Sead Fadilpašić
Last updated: | 1 min read

A Bitcoin mining computer labelled Kodak KashMiner was on display on Kodak’s official stand at the CES technology show in Las Vegas in January. However, the company behind it now says it will not go ahead and Kodak told BBC it was never licensed by them to begin with.

Source: iStock/luvemakphoto

In a phone call with the BBC, Spotlite USA, a company behind Kodak KashMiner, CEO Halston Mikail said the US Securities and Exchange Commission (SEC) had prevented the scheme from going ahead. Instead of renting, they now intend to run their operations privately somewhere in Iceland.

A Kodak spokesperson emphasizes that, “While you saw units at CES from our licensee Spotlite, the KashMiner is not a Kodak brand licensed product. Units were not installed at our headquarters.”

Companies can license the Kodak brand to put it on their own product, an action that is not unheard of in the case of many big-name brands. Spotlite USA is one of them, and it showed off a Bitcoin-mining computer labelled Kodak KashMiner in January and told the BBC that it planned to let people rent the machines.

They intended to let people pay an upfront fee of USD 3,400 to rent the KashMiner and keep a cut of any mined coins.

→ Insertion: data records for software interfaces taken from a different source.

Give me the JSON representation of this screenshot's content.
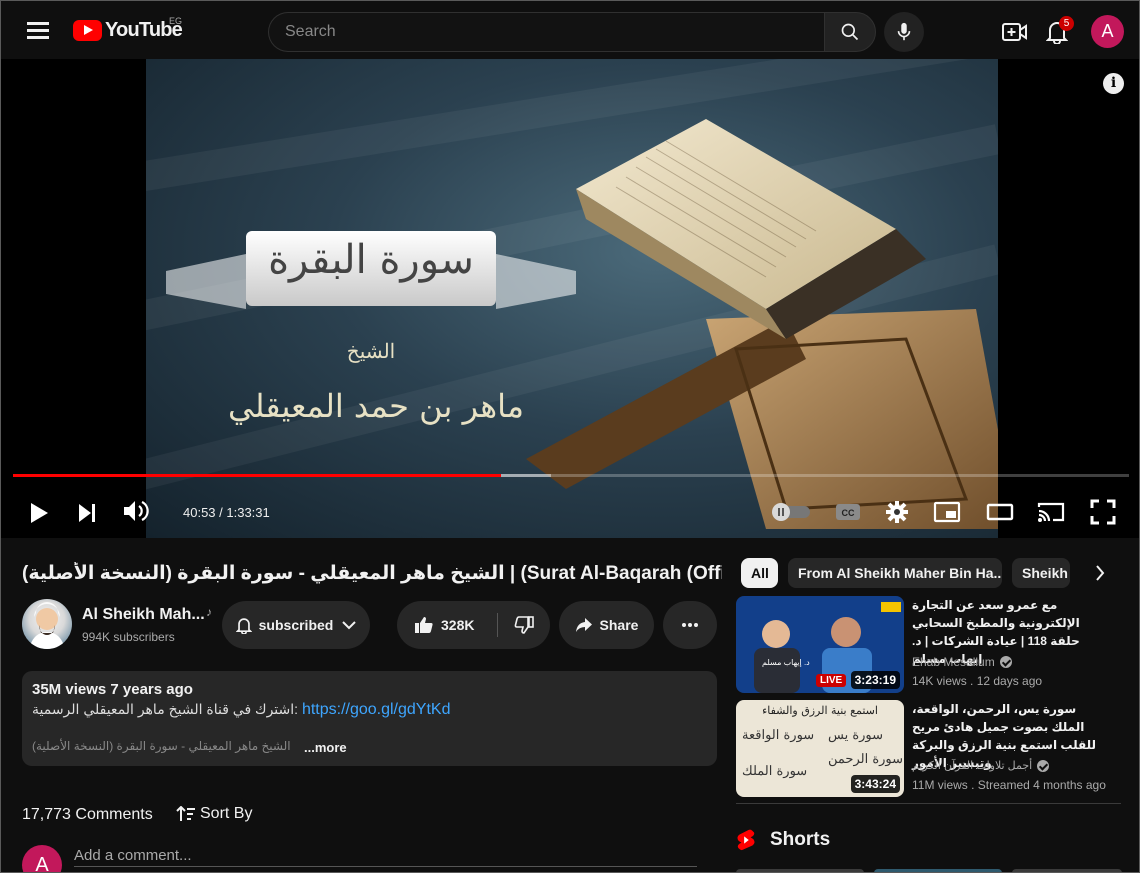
{
  "header": {
    "logo_text": "YouTube",
    "country_code": "EG",
    "search_placeholder": "Search",
    "notification_count": "5",
    "avatar_letter": "A"
  },
  "player": {
    "current_time": "40:53",
    "duration": "1:33:31",
    "time_display": "40:53 / 1:33:31",
    "played_fraction": 0.437,
    "buffered_fraction": 0.482,
    "art_sura_title": "سورة البقرة",
    "art_sheikh_label": "الشيخ",
    "art_sheikh_name": "ماهر بن حمد المعيقلي"
  },
  "video": {
    "title": "الشيخ ماهر المعيقلي - سورة البقرة (النسخة الأصلية) | (Surat Al-Baqarah (Official Audio",
    "channel_name": "Al Sheikh Mah...",
    "subscribers": "994K subscribers",
    "subscribe_label": "subscribed",
    "likes": "328K",
    "share_label": "Share",
    "more_icon": "more-horizontal-icon"
  },
  "description": {
    "views_age": "35M views  7 years ago",
    "line1_text": "اشترك في قناة الشيخ ماهر المعيقلي الرسمية:",
    "line1_link": "https://goo.gl/gdYtKd",
    "line2_text": "الشيخ ماهر المعيقلي - سورة البقرة (النسخة الأصلية)",
    "more_label": "...more"
  },
  "comments": {
    "count_label": "17,773 Comments",
    "sort_label": "Sort By",
    "input_placeholder": "Add a comment...",
    "avatar_letter": "A"
  },
  "chips": [
    {
      "label": "All"
    },
    {
      "label": "From Al Sheikh Maher Bin Ha..."
    },
    {
      "label": "Sheikh"
    }
  ],
  "recommendations": [
    {
      "title": "مع عمرو سعد عن التجارة الإلكترونية والمطبخ السحابي حلقة 118 | عيادة الشركات | د. إيهاب مسلم",
      "channel": "Ehab Mesallum",
      "meta": "14K views . 12 days ago",
      "duration": "3:23:19",
      "badge": "LIVE",
      "thumb_caption": "د. إيهاب مسلم"
    },
    {
      "title": "سورة يس، الرحمن، الواقعة، الملك بصوت جميل هادئ مريح للقلب استمع بنية الرزق والبركة وتيسير الأمور",
      "channel": "أجمل تلاوات القرآن الكريم",
      "meta": "11M views . Streamed 4 months ago",
      "duration": "3:43:24",
      "thumb_caption": "استمع بنية الرزق والشفاء",
      "thumb_suras": [
        "سورة يس",
        "سورة الواقعة",
        "سورة الرحمن",
        "سورة الملك"
      ]
    }
  ],
  "shorts": {
    "label": "Shorts"
  },
  "colors": {
    "background": "#0f0f0f",
    "accent_red": "#ff0000",
    "link_blue": "#3ea6ff",
    "pill_gray": "#272727",
    "avatar_pink": "#c2185b"
  }
}
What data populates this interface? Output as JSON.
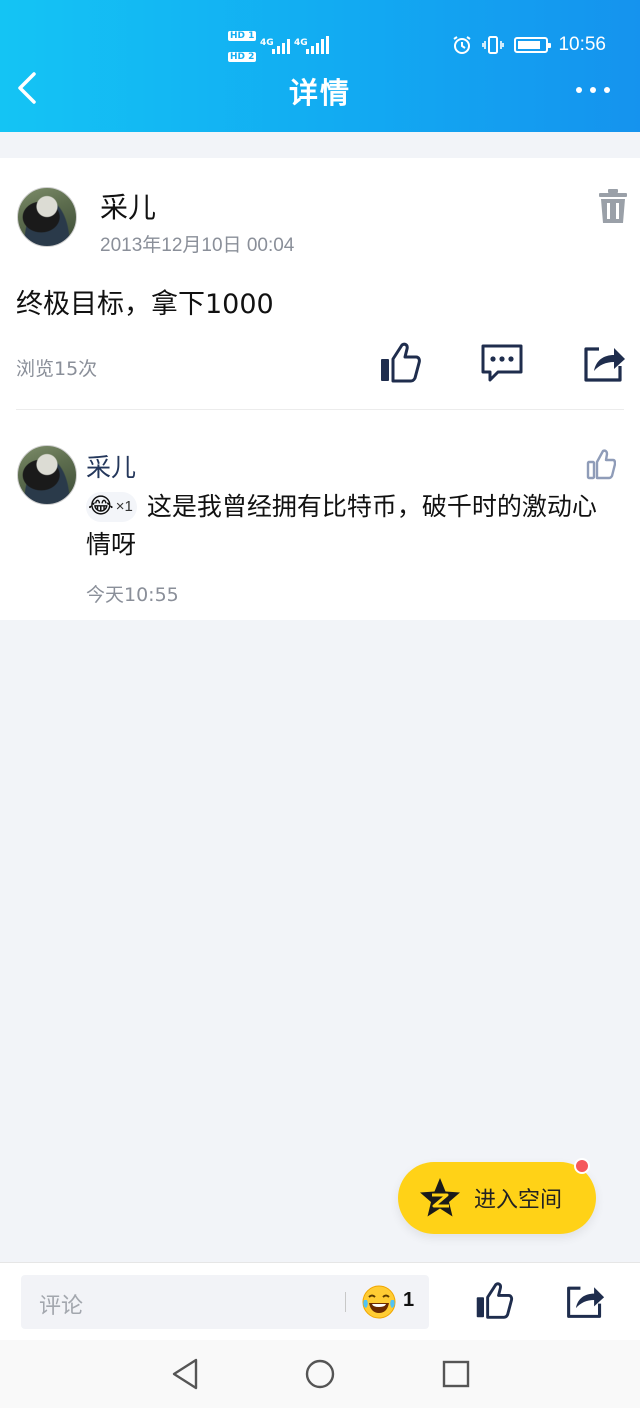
{
  "status_bar": {
    "sim1": "HD 1",
    "sim2": "HD 2",
    "net1": "4G",
    "net2": "4G",
    "time": "10:56",
    "icons": [
      "alarm-icon",
      "vibrate-icon",
      "battery-icon"
    ]
  },
  "header": {
    "title": "详情",
    "back_icon": "chevron-left-icon",
    "more_icon": "more-dots-icon"
  },
  "post": {
    "author": "采儿",
    "timestamp": "2013年12月10日 00:04",
    "content": "终极目标，拿下1000",
    "views": "浏览15次",
    "actions": [
      "like-icon",
      "comment-icon",
      "share-icon"
    ],
    "delete_icon": "trash-icon"
  },
  "comment": {
    "author": "采儿",
    "reaction_emoji": "😂",
    "reaction_count": "×1",
    "text": "这是我曾经拥有比特币，破千时的激动心情呀",
    "time": "今天10:55"
  },
  "floating_button": {
    "label": "进入空间",
    "icon": "qzone-star-icon",
    "badge_color": "#f5585c"
  },
  "bottom_bar": {
    "comment_placeholder": "评论",
    "reaction_count": "1",
    "icons": [
      "laugh-emoji-icon",
      "like-icon",
      "share-icon"
    ]
  },
  "nav_bar": {
    "icons": [
      "nav-back-icon",
      "nav-home-icon",
      "nav-recents-icon"
    ]
  },
  "colors": {
    "header_gradient_start": "#14c4f4",
    "header_gradient_end": "#1593ee",
    "author_link": "#24375b",
    "secondary_text": "#8a8f99",
    "floating_button": "#ffd217"
  }
}
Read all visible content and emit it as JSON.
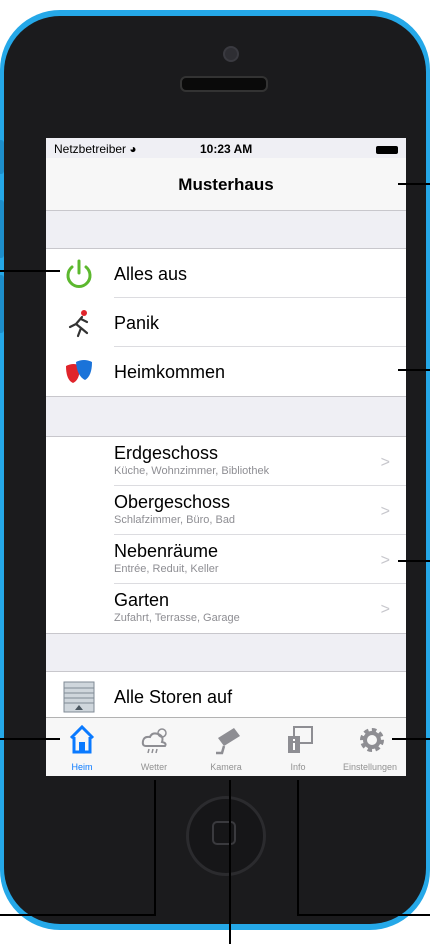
{
  "status_bar": {
    "carrier": "Netzbetreiber",
    "time": "10:23 AM"
  },
  "nav": {
    "title": "Musterhaus"
  },
  "actions": [
    {
      "label": "Alles aus",
      "icon": "power-icon"
    },
    {
      "label": "Panik",
      "icon": "running-man-icon"
    },
    {
      "label": "Heimkommen",
      "icon": "theater-masks-icon"
    }
  ],
  "rooms": [
    {
      "label": "Erdgeschoss",
      "sub": "Küche, Wohnzimmer, Bibliothek"
    },
    {
      "label": "Obergeschoss",
      "sub": "Schlafzimmer, Büro, Bad"
    },
    {
      "label": "Nebenräume",
      "sub": "Entrée, Reduit, Keller"
    },
    {
      "label": "Garten",
      "sub": "Zufahrt, Terrasse, Garage"
    }
  ],
  "blinds": {
    "label": "Alle Storen auf",
    "icon": "blinds-icon"
  },
  "tabs": [
    {
      "label": "Heim",
      "icon": "home-icon",
      "active": true
    },
    {
      "label": "Wetter",
      "icon": "weather-icon"
    },
    {
      "label": "Kamera",
      "icon": "camera-icon"
    },
    {
      "label": "Info",
      "icon": "info-icon"
    },
    {
      "label": "Einstellungen",
      "icon": "gear-icon"
    }
  ],
  "colors": {
    "device": "#25a8e8",
    "accent": "#0a7aff",
    "power": "#5cb82e"
  }
}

Its chief executive Halston Mikail detailed plans to install hundreds of the devices at the Kodak headquarters in Rochester, New York, to take advantage of cheap electricity offered by an on-site power plant.

However, critics had labeled it a scam, saying that the advertised profits were “unachievable and misleading.” Spotlite promised monthly earnings of USD 375 for two years – where the upfront fee would be quickly paid off – but critics said that they did not take into account that Bitcoin mining is becoming increasingly difficult.